## PIAAC Survey of Adult Skills Level | ## Entry level 1 | ## Entry level 2 | ## Entry level 3 | ## Level 1 | ## Level 2+ |
---|---|---|---|---|---|

<168 | 168-211 | 211-258 | 258-299 | >299 |

The OECD use international measures of numeracy levels which roughly correspond to the curriculum in the UK. In the table above we have provided more exact comparison between UK and international measures. Level 2 in the English and Welsh National standards, which we define as the minimum, starts roughly half-way through International Level 3.

## For the PIAAC Survey of Adult Skills Levels expected standards at each level are described as follows:

### Below Level 1

At this level individuals must be able to carry out simple processes such as:

- counting and sorting
- performing basic arithmetic operations with whole numbers and money
- recognise common spatial representations
- other familiar contexts where the mathematical content is clear with little or no text

### Level 1

At this level individuals must be able to carry out simple, one-step mathematical processes where the mathematical content is clear with little text, such as the following:

- counting and sorting
- performing basic arithmetic operations
- understanding simple percentages
- locating and identifying simple, common graphical or spatial representations

### Level 2

At this level individuals must be able to identify and act on mathematical information embedded in a range of common contexts where the mathematical content is fairly clear or visual. Tasks tend to require the application of two or more steps, such as the following:

- processes involving calculation with whole numbers and common decimals
- percentages and fractions
- simple measurement and spatial representation
- estimation
- interpretation of relatively simple data and statistics in texts, tables and graphs

### Level 3

At this level individuals must be able to understand mathematical information that may be less clear, embedded in contexts that are not always familiar and represented in more complex ways. Tasks require several steps and may involve the choice of problem-solving strategies, such as the following

- application of number sense and spatial sense
- recognising and working with mathematical relationships, patterns and proportions expressed in verbal or numerical form
- interpretation and basic analysis of data and statistics in texts, tables and graphs.

### Level 4

At this level individuals must be able to understand a broad range of mathematical information that may be complex, abstract or embedded in unfamiliar contexts. These tasks involve undertaking multiple steps and choosing relevant problem-solving strategies, such as the following:

- analysis and more complex reasoning with quantities and data
- statistics and probability
- spatial relationships
- change, proportions and formulas
- understanding arguments and communicating explanations for answers

### Level 5
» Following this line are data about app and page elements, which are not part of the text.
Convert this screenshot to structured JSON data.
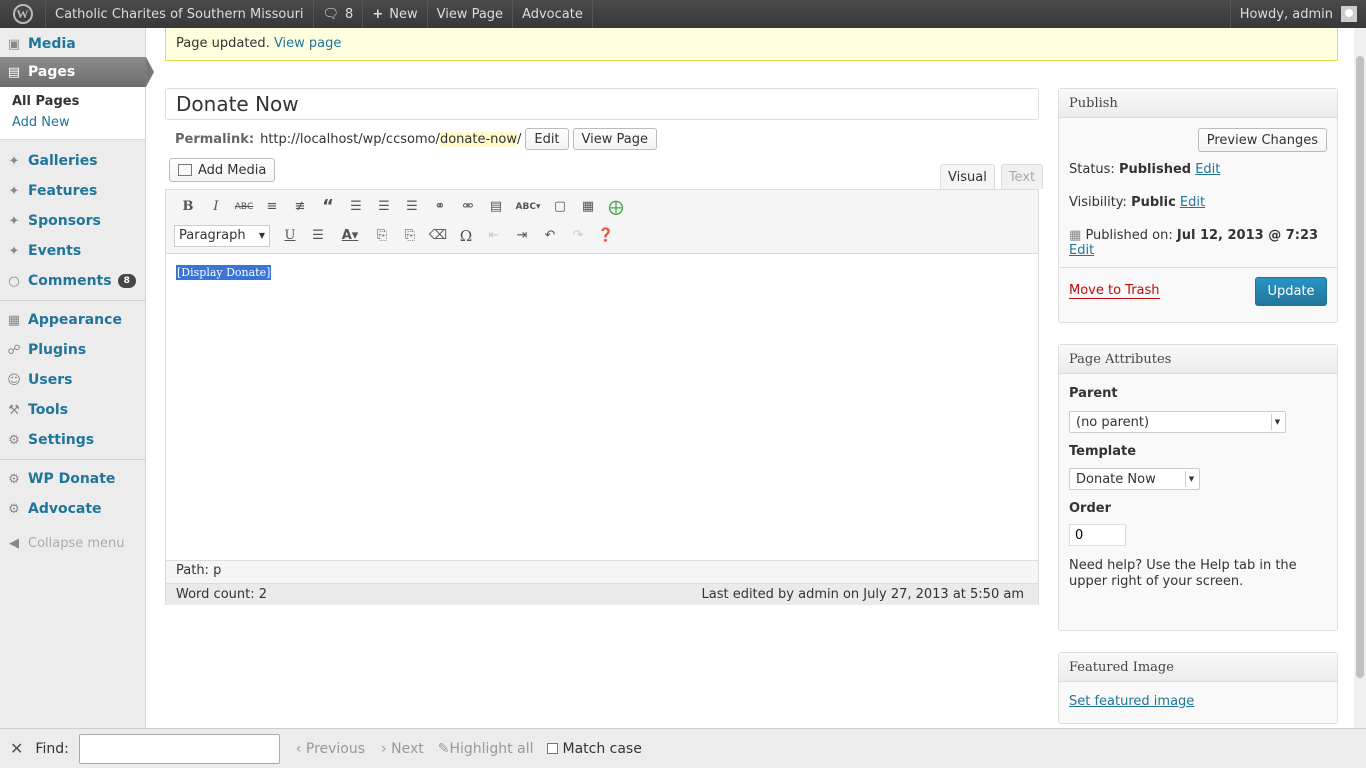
{
  "adminbar": {
    "site_name": "Catholic Charites of Southern Missouri",
    "comments_count": "8",
    "new_label": "New",
    "view_page": "View Page",
    "advocate": "Advocate",
    "howdy": "Howdy, admin"
  },
  "sidebar": {
    "media": "Media",
    "pages": "Pages",
    "all_pages": "All Pages",
    "add_new": "Add New",
    "galleries": "Galleries",
    "features": "Features",
    "sponsors": "Sponsors",
    "events": "Events",
    "comments": "Comments",
    "comments_badge": "8",
    "appearance": "Appearance",
    "plugins": "Plugins",
    "users": "Users",
    "tools": "Tools",
    "settings": "Settings",
    "wp_donate": "WP Donate",
    "advocate": "Advocate",
    "collapse": "Collapse menu"
  },
  "notice": {
    "text": "Page updated.",
    "link": "View page"
  },
  "editor": {
    "title": "Donate Now",
    "permalink_label": "Permalink:",
    "permalink_base": "http://localhost/wp/ccsomo/",
    "permalink_slug": "donate-now",
    "permalink_trail": "/",
    "edit_btn": "Edit",
    "view_page_btn": "View Page",
    "add_media": "Add Media",
    "tab_visual": "Visual",
    "tab_text": "Text",
    "format": "Paragraph",
    "content": "[Display Donate]",
    "path": "Path: p",
    "word_count": "Word count: 2",
    "last_edited": "Last edited by admin on July 27, 2013 at 5:50 am"
  },
  "publish": {
    "heading": "Publish",
    "preview": "Preview Changes",
    "status_label": "Status:",
    "status_value": "Published",
    "visibility_label": "Visibility:",
    "visibility_value": "Public",
    "published_label": "Published on:",
    "published_value": "Jul 12, 2013 @ 7:23",
    "edit": "Edit",
    "trash": "Move to Trash",
    "update": "Update"
  },
  "attributes": {
    "heading": "Page Attributes",
    "parent_label": "Parent",
    "parent_value": "(no parent)",
    "template_label": "Template",
    "template_value": "Donate Now",
    "order_label": "Order",
    "order_value": "0",
    "help": "Need help? Use the Help tab in the upper right of your screen."
  },
  "featured": {
    "heading": "Featured Image",
    "link": "Set featured image"
  },
  "findbar": {
    "find_label": "Find:",
    "previous": "Previous",
    "next": "Next",
    "highlight": "Highlight all",
    "match_case": "Match case"
  }
}
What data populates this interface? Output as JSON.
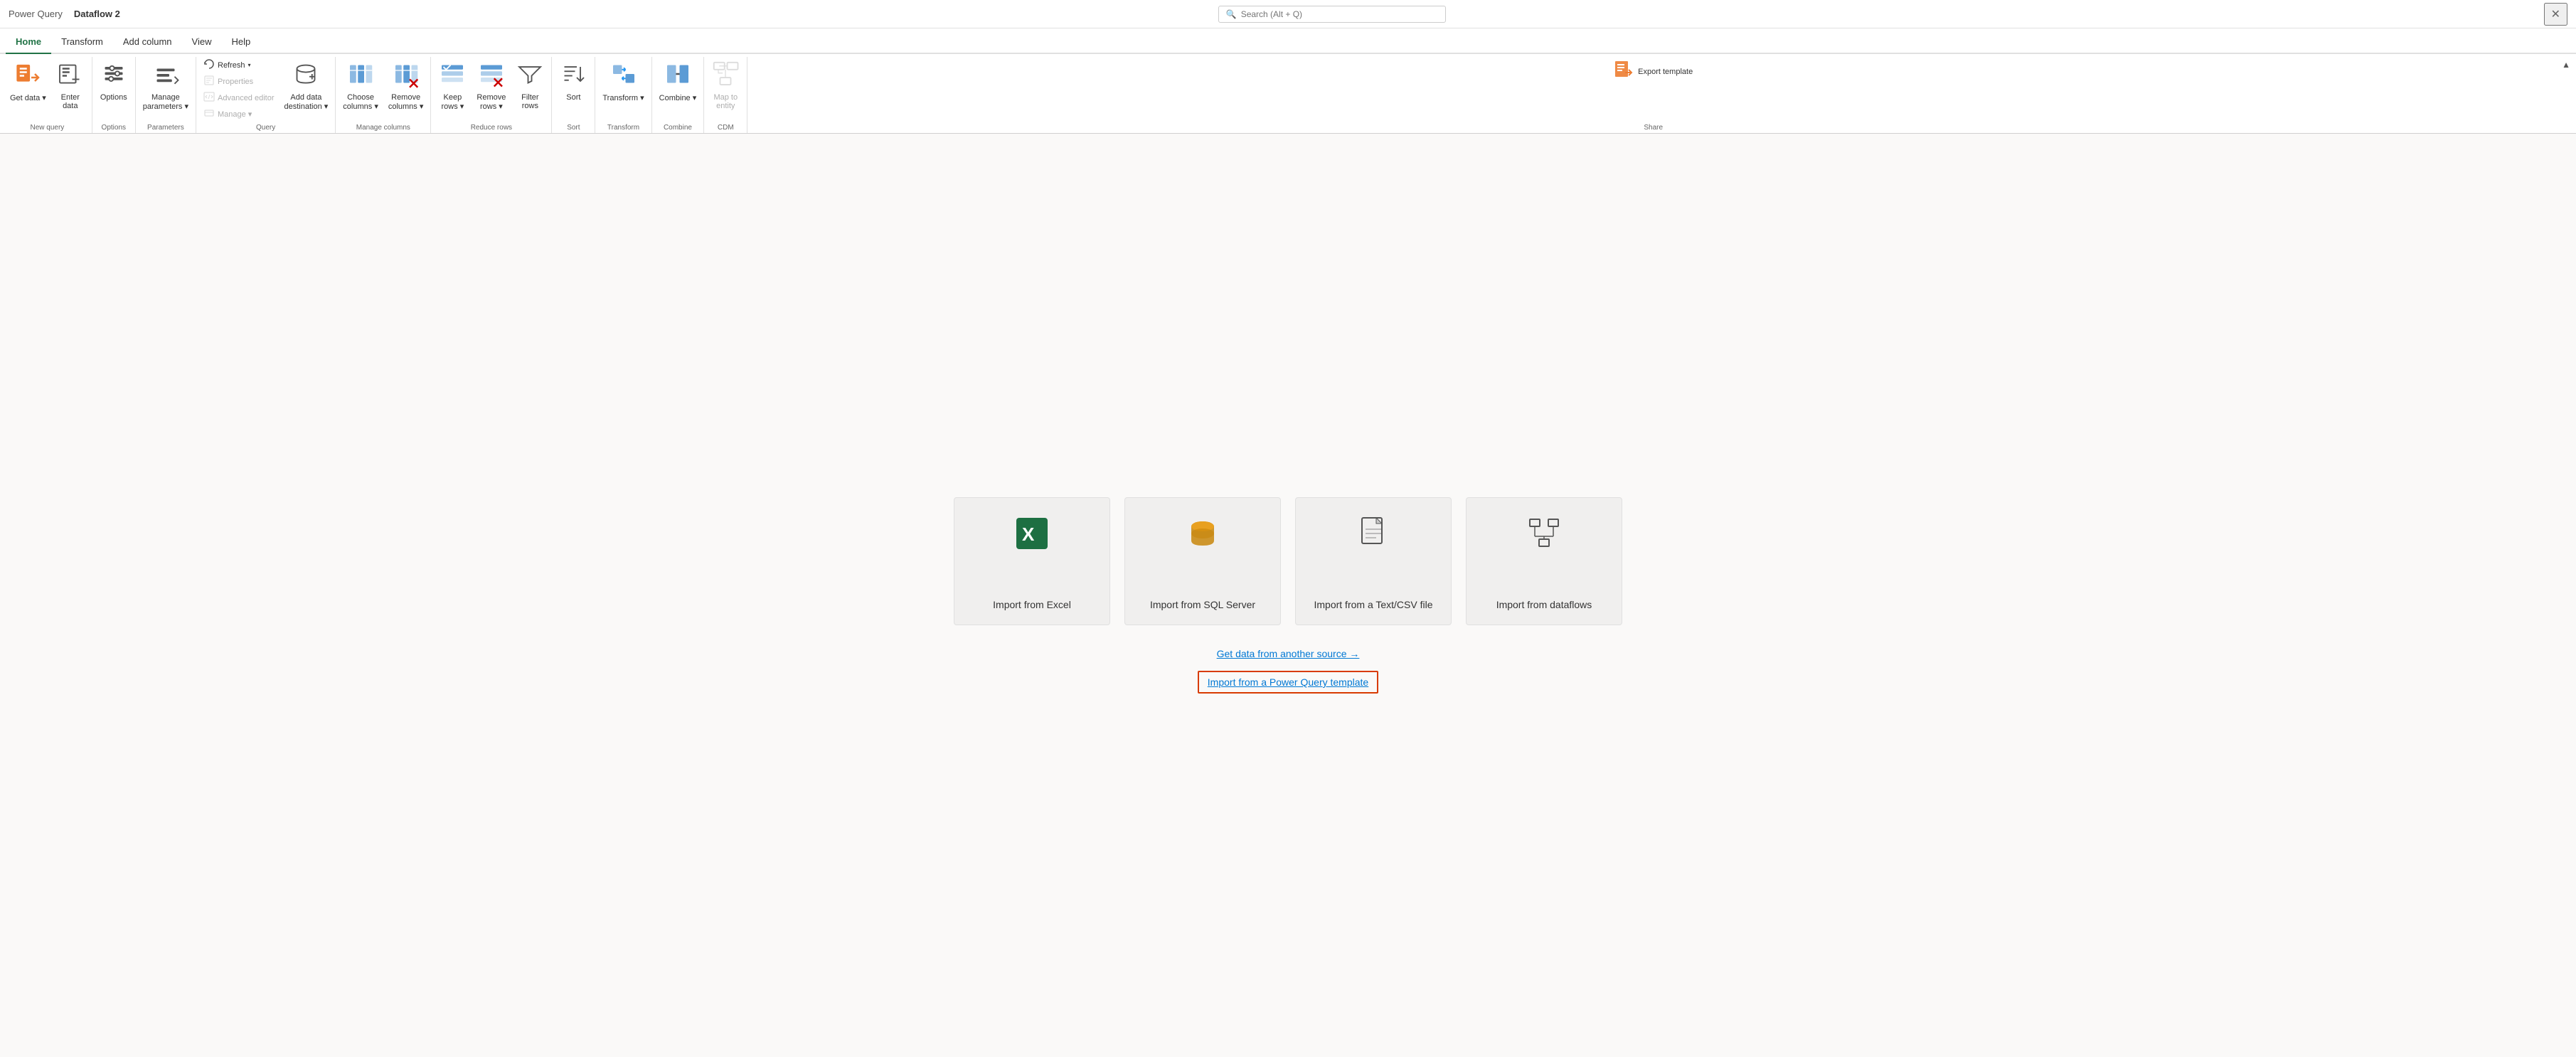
{
  "titleBar": {
    "appName": "Power Query",
    "docName": "Dataflow 2",
    "search": {
      "placeholder": "Search (Alt + Q)"
    },
    "close": "✕"
  },
  "tabs": [
    {
      "label": "Home",
      "active": true
    },
    {
      "label": "Transform",
      "active": false
    },
    {
      "label": "Add column",
      "active": false
    },
    {
      "label": "View",
      "active": false
    },
    {
      "label": "Help",
      "active": false
    }
  ],
  "ribbon": {
    "groups": [
      {
        "label": "New query",
        "items": [
          {
            "type": "large",
            "icon": "get-data",
            "label": "Get\ndata ∨"
          },
          {
            "type": "large",
            "icon": "enter-data",
            "label": "Enter\ndata"
          }
        ]
      },
      {
        "label": "Options",
        "items": [
          {
            "type": "large",
            "icon": "options",
            "label": "Options"
          }
        ]
      },
      {
        "label": "Parameters",
        "items": [
          {
            "type": "large",
            "icon": "manage-params",
            "label": "Manage\nparameters ∨"
          }
        ]
      },
      {
        "label": "Query",
        "items": [
          {
            "type": "small-col",
            "buttons": [
              {
                "label": "Refresh",
                "icon": "refresh",
                "disabled": false
              },
              {
                "label": "Properties",
                "icon": "properties",
                "disabled": true
              },
              {
                "label": "Advanced editor",
                "icon": "advanced-editor",
                "disabled": true
              },
              {
                "label": "Manage ∨",
                "icon": "manage",
                "disabled": true
              }
            ]
          },
          {
            "type": "large",
            "icon": "add-data-dest",
            "label": "Add data\ndestination ∨"
          }
        ]
      },
      {
        "label": "Manage columns",
        "items": [
          {
            "type": "large",
            "icon": "choose-cols",
            "label": "Choose\ncolumns ∨"
          },
          {
            "type": "large",
            "icon": "remove-cols",
            "label": "Remove\ncolumns ∨"
          }
        ]
      },
      {
        "label": "Reduce rows",
        "items": [
          {
            "type": "large",
            "icon": "keep-rows",
            "label": "Keep\nrows ∨"
          },
          {
            "type": "large",
            "icon": "remove-rows",
            "label": "Remove\nrows ∨"
          },
          {
            "type": "large",
            "icon": "filter-rows",
            "label": "Filter\nrows"
          }
        ]
      },
      {
        "label": "Sort",
        "items": [
          {
            "type": "large",
            "icon": "sort",
            "label": "Sort"
          }
        ]
      },
      {
        "label": "Transform",
        "items": [
          {
            "type": "large",
            "icon": "transform",
            "label": "Transform\n∨"
          }
        ]
      },
      {
        "label": "Combine",
        "items": [
          {
            "type": "large",
            "icon": "combine",
            "label": "Combine\n∨"
          }
        ]
      },
      {
        "label": "CDM",
        "items": [
          {
            "type": "large",
            "icon": "map-entity",
            "label": "Map to\nentity",
            "disabled": true
          }
        ]
      },
      {
        "label": "Share",
        "items": [
          {
            "type": "large",
            "icon": "export-template",
            "label": "Export template"
          }
        ]
      }
    ]
  },
  "main": {
    "importCards": [
      {
        "id": "excel",
        "icon": "excel",
        "label": "Import from Excel"
      },
      {
        "id": "sql",
        "icon": "sql",
        "label": "Import from SQL Server"
      },
      {
        "id": "textcsv",
        "icon": "textcsv",
        "label": "Import from a Text/CSV file"
      },
      {
        "id": "dataflows",
        "icon": "dataflows",
        "label": "Import from dataflows"
      }
    ],
    "getDataLink": "Get data from another source →",
    "templateLink": "Import from a Power Query template"
  }
}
At this level individuals must be able to understand complex representations, abstract and formal mathematical and statistical ideas, possibly embedded in more complex forms. This includes the following:

- integrating multiple types of mathematical information where considerable interpretation is required
- come to well reasoned conclusions
- work with mathematical arguments and models
- justify, evaluate and critically reflect on answers